“It’s something that Vietnam has a lot of experience in the past with, in terms of balancing two superpowers,” says Lien-Hang T. Nguyen, a professor of history at the University of Kentucky. This was true during the Cold War when Vietnam’s communist history played between the Soviet Union and China, and has proven true again between China and the U.S. “What Vietnam is dealing with now is playing the two superpowers off one another.”
Vietnam and China almost descended once again into all-out warlast year when China moved an oil rig into contested waters roughly 120 miles off Vietnam’s coast. China eventually relented and removed the rig, but not before violent anti-China protests erupted. On one occasion, five Vietnamese and 16 Chinese died and dozens more were injured when a thousand protesters stormed an industrial park in central Vietnam.
In the wake of that confrontation, the Pentagon chief visited Vietnam in May with a very different message, commemorating 40 years since the end of the Vietnam War and 20 years since the U.S. and Vietnam normalized relations. The U.S. relaxed its arms embargo against Vietnam last year, but has yet to act upon it. Carter announced, however, that the U.S. would begin providing $18 million to help the Vietnamese Coast Guard bolster its fleet, and he returned some artifacts an American GI had taken from a Vietnamese soldier during the conflict.
“With this exchange, we continue to help heal the wounds of our past,” Carter said. “With this visit, we continue to lay the foundation for a bright future. With our work together, we continue to strengthen the region’s security architecture so all our countries and others all around the region can continue to rise and prosper.”
His Vietnamese counterpart, Gen. Phung Quang Thanh, used the term “friend” four times during their brief press conference to describe the countries’ relationship.
Secretary of State John Kerry visited Hanoi in August to encourage the government to continue with civil and social reforms to clear the way for even stronger economic ties with the U.S. Vietnam and its garment industry potentially stands to benefit most from an agreed upon Pacific Rim trade deal known as the Trans-Pacific Partnership, or TPP. The sweeping treaty, however, would exclude China, pending its meeting environmental and labor standards, and as such serves as a point of great anxiety for the Asian power with some viewing the deal as a containment strategy.
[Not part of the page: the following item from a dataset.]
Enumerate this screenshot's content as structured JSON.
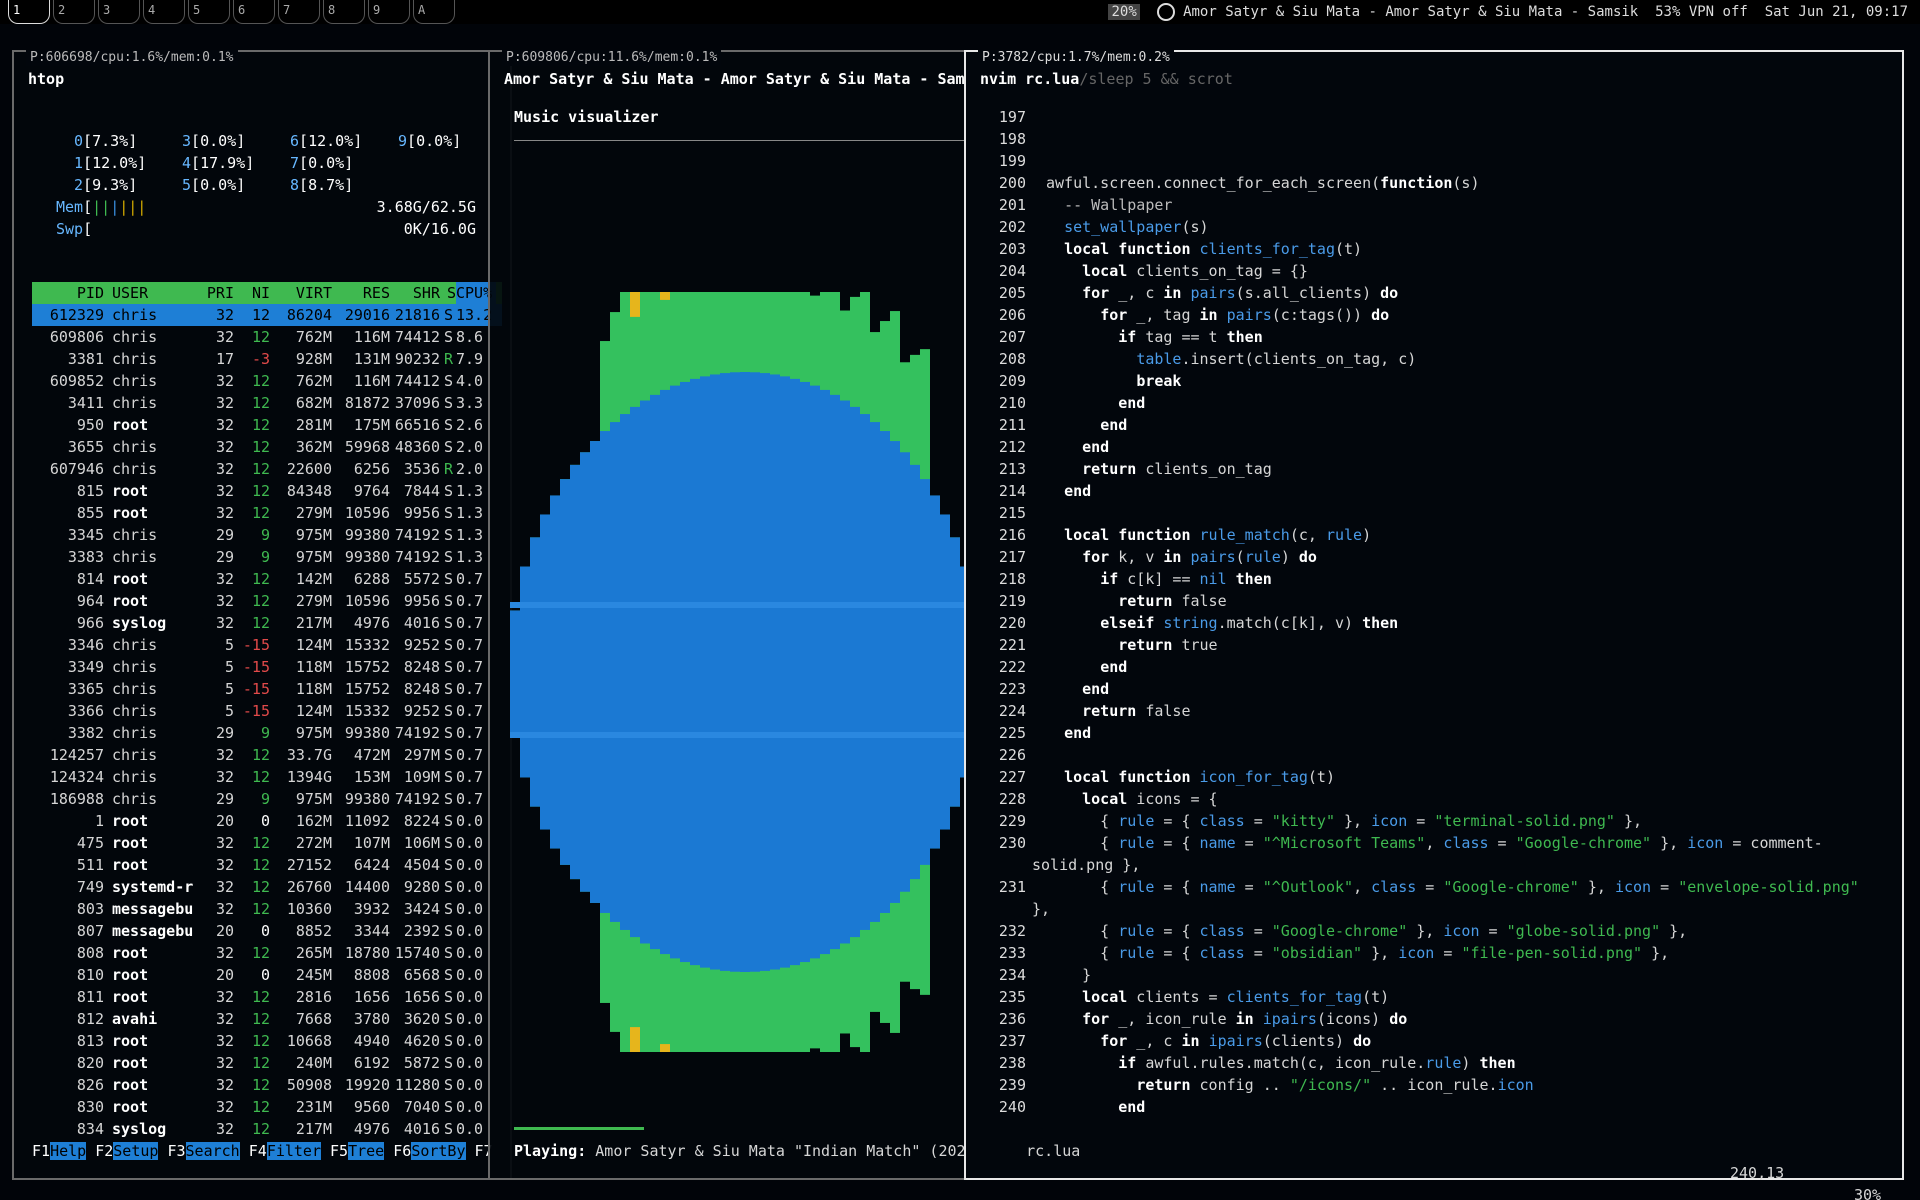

Not to be outdone, Xi is scheduled to arrive in Vietnam for a visit Thursday to “draw up a blueprint” for the two countries’ relationship, in another show of resolve in relations between the two nations. He is scheduled to meet with the head of the Communist Party there and to speak before its National Assembly.
It’s believed Xi’s visit was specifically timed to preempt Obama, who is scheduled to visit the region in mid-November for the Asia Pacific Economic Cooperation Summit and the U.S.-Association of Southeast Asian Nations Summit.
The White House has no public plans yet for Obama to stop in Vietnam – as Presidents Bill Clinton and George W. Bush have since the war. But if he’s serious about his Pacific Pivot, this sure would be a good time to consider a visit to Hanoi.